I don’t know why Apple exactly selected 6003 iso 6013 (or other from 6XXX series), but they should have their good reasons: Technical limitations, Manufacturability issues (DFM), Costs or Production capability from their vendors?

Only Apple knows, but looking the figures, it seems that 6013 is an sturdier alloy than 6003, so probably Samsung is right using 6013 in their newest high-end smartphones.

Anyhow, I am pretty sure that Apple will improve the strength of their current/coming iPhones doesn’t matter the way:

  1. Maybe also moving to 6013 alloy without letting us know (and if the change is impossible to be noticed by end user, maybe it is already done in latest iPhone6 batches without being officially announced; if not maybe reserved for coming iPhone 6s as new feature).
  2. Maybe keeping 6003 alloy but changing the Temper grade used (we also don’t know which one is currently used by Apple housing manufacturing process).
  3. Or simply strengthening the weak area where the housing was blending (near the volume buttons housing hole) with more/bigger/thicker steel/titanium insertions, as it is already done in other sides of the housing to keep it slim, lightweight and robust as Apple stated.

I.e. You can see below where are those inner metal inserts located inside iPhone 6 Plus (first 2014Q4 batch) in these photos:

iPhone6_Inserts1

(The blue highlight is the Volume area where even having an insert, it seemed to be the weakest against pressure exerted)

iphone6_inserts21b

You can see those inserts are basically steel/titanium flat metal pieces directly screwed in the housing of iPhone 6/6Plus.

In any case, this time I am sure of the good & high housing quality of both products: Galaxy S6 and iPhone 6.

Samsung closes the loop in high-end smartphones production chain

Until this year, all the high-end Samsung smartphones came with an in-house CPU design (Exynos) or Qualcomm performance equivalent; depending of market and sales volumes.

Q810_Exynos7

But on top of moving to Glass + Metal materials, it seems Samsung game rules changed also this year for CPU, and the newest Galaxy S6 and S6 Edge will come only with Exynos 7 CPU flavor inside.

Mr. Shin Jong-kyun (Samsung CEO) argued:

Samsung previously used more Qualcomm mobile processors; But we are flexible.
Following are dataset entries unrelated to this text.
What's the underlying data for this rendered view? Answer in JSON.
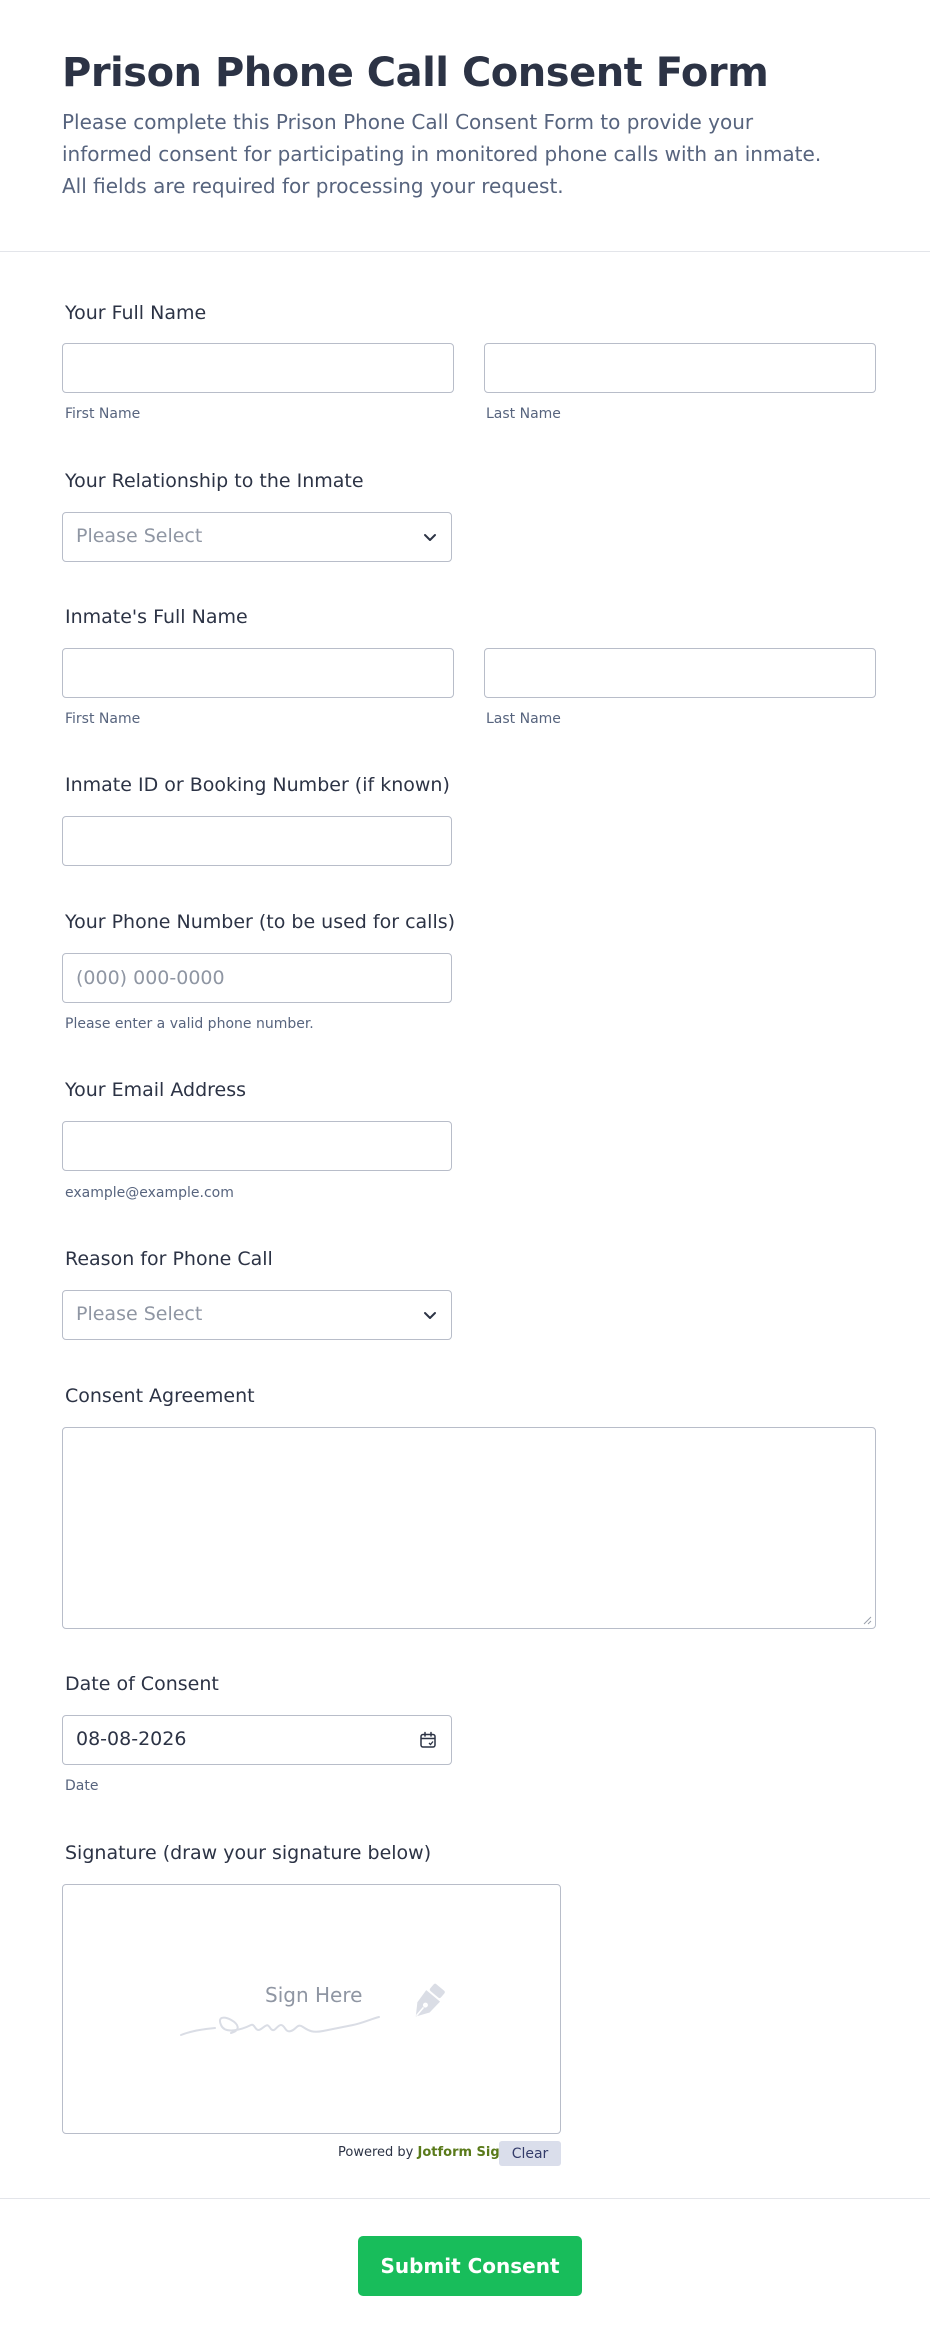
{
  "header": {
    "title": "Prison Phone Call Consent Form",
    "subtitle": "Please complete this Prison Phone Call Consent Form to provide your informed consent for participating in monitored phone calls with an inmate. All fields are required for processing your request."
  },
  "fields": {
    "full_name": {
      "label": "Your Full Name",
      "first_sublabel": "First Name",
      "last_sublabel": "Last Name",
      "first_value": "",
      "last_value": ""
    },
    "relationship": {
      "label": "Your Relationship to the Inmate",
      "selected": "Please Select"
    },
    "inmate_name": {
      "label": "Inmate's Full Name",
      "first_sublabel": "First Name",
      "last_sublabel": "Last Name",
      "first_value": "",
      "last_value": ""
    },
    "inmate_id": {
      "label": "Inmate ID or Booking Number (if known)",
      "value": ""
    },
    "phone": {
      "label": "Your Phone Number (to be used for calls)",
      "placeholder": "(000) 000-0000",
      "sublabel": "Please enter a valid phone number.",
      "value": ""
    },
    "email": {
      "label": "Your Email Address",
      "sublabel": "example@example.com",
      "value": ""
    },
    "reason": {
      "label": "Reason for Phone Call",
      "selected": "Please Select"
    },
    "consent_agreement": {
      "label": "Consent Agreement",
      "value": ""
    },
    "date": {
      "label": "Date of Consent",
      "value": "08-08-2026",
      "sublabel": "Date"
    },
    "signature": {
      "label": "Signature (draw your signature below)",
      "placeholder": "Sign Here",
      "powered_prefix": "Powered by",
      "powered_brand": "Jotform Sign",
      "clear_label": "Clear"
    }
  },
  "submit_label": "Submit Consent",
  "icons": {
    "select": "chevron-down-icon",
    "date": "calendar-icon",
    "signature": "pen-icon"
  },
  "colors": {
    "submit": "#18bd5b",
    "text": "#2c3345",
    "muted": "#57647e",
    "border": "#b8bdc9",
    "brand": "#5a7a1a"
  }
}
If Qualcomm chips are good enough, then we will use them. Samsung always uses the best-quality components and materials to differentiate our products from those by rivals.

But I don’t think that current Qualcomm Snapdragon 810 is not good or powerful enough. My view is that Samsung wants to have a closer control in the supply chain and full Bill Of Materials costs, reducing overall production costs and improving margin benefits avoiding paying any kind of IP to Qualcomm (which are not negligible).
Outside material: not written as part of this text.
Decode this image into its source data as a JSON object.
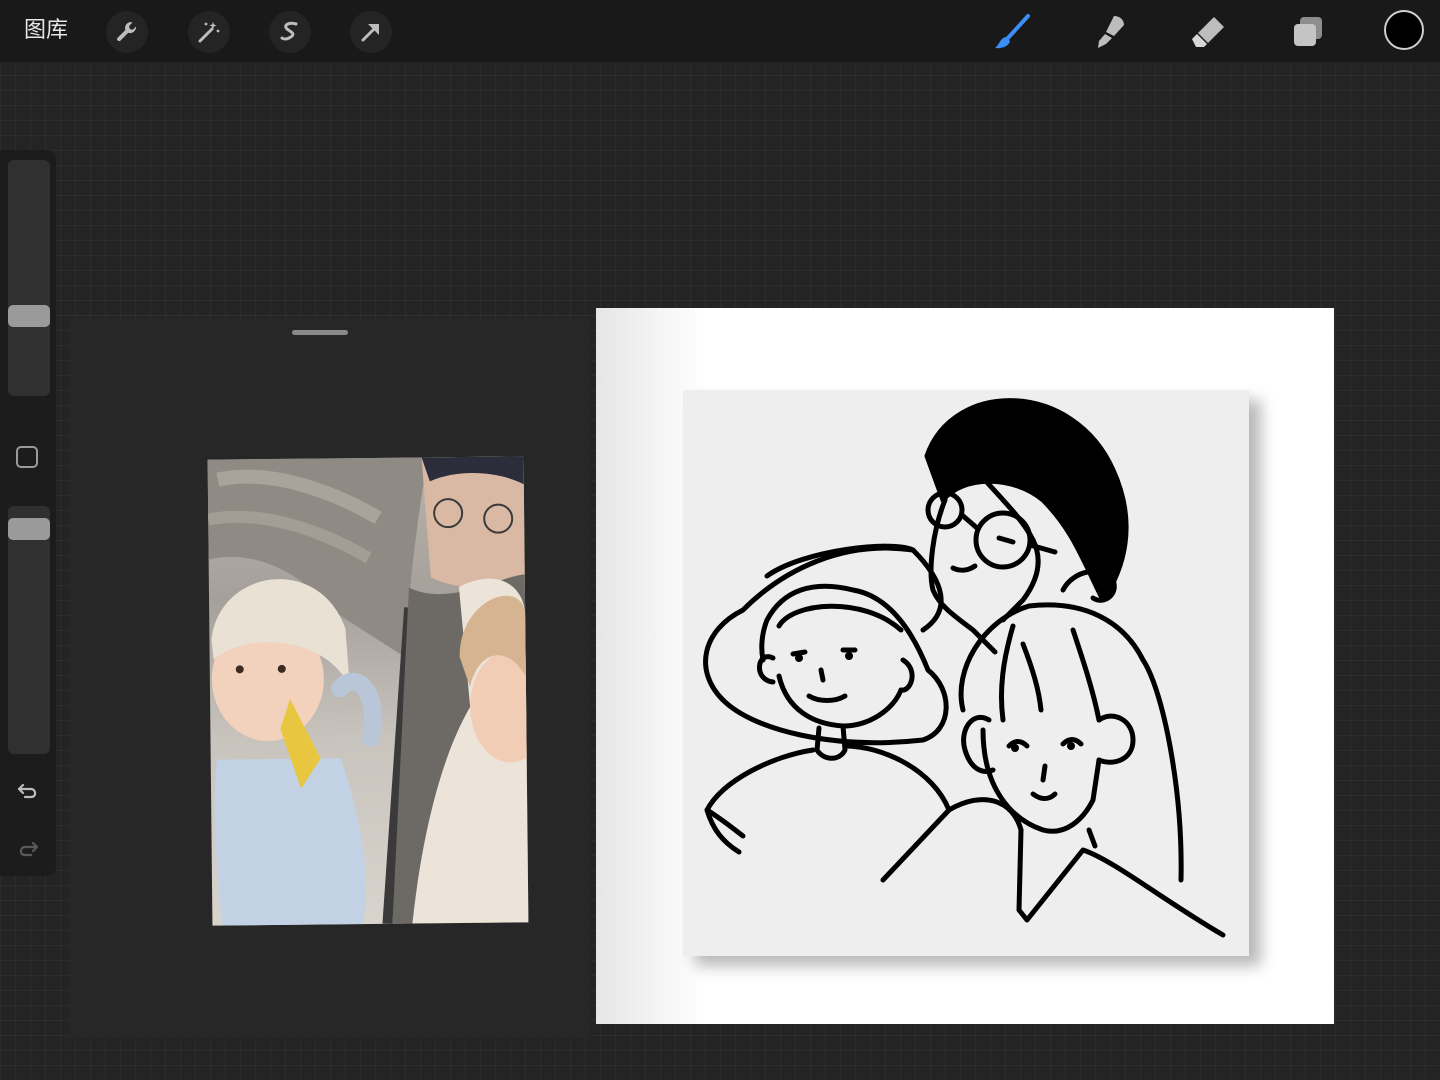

If Exynos performs well and Samsung doesn’t suffer production bottlenecks, I doubt that they will come back to Qualcomm and probably they will begin to introduce their Exynos in medium range, increasing the visibility of Samsung Semic. R&D division.

Basically they are following the steps made by Apple: to have a closer control up to the last dollar cent of the BOM to achieve bigger benefits.

This was done some decades ago until most companies began to outsource progressively everything, focusing only in branding; but I think the tech business trend is changing again, having in-house control even up to lower ASIC design level.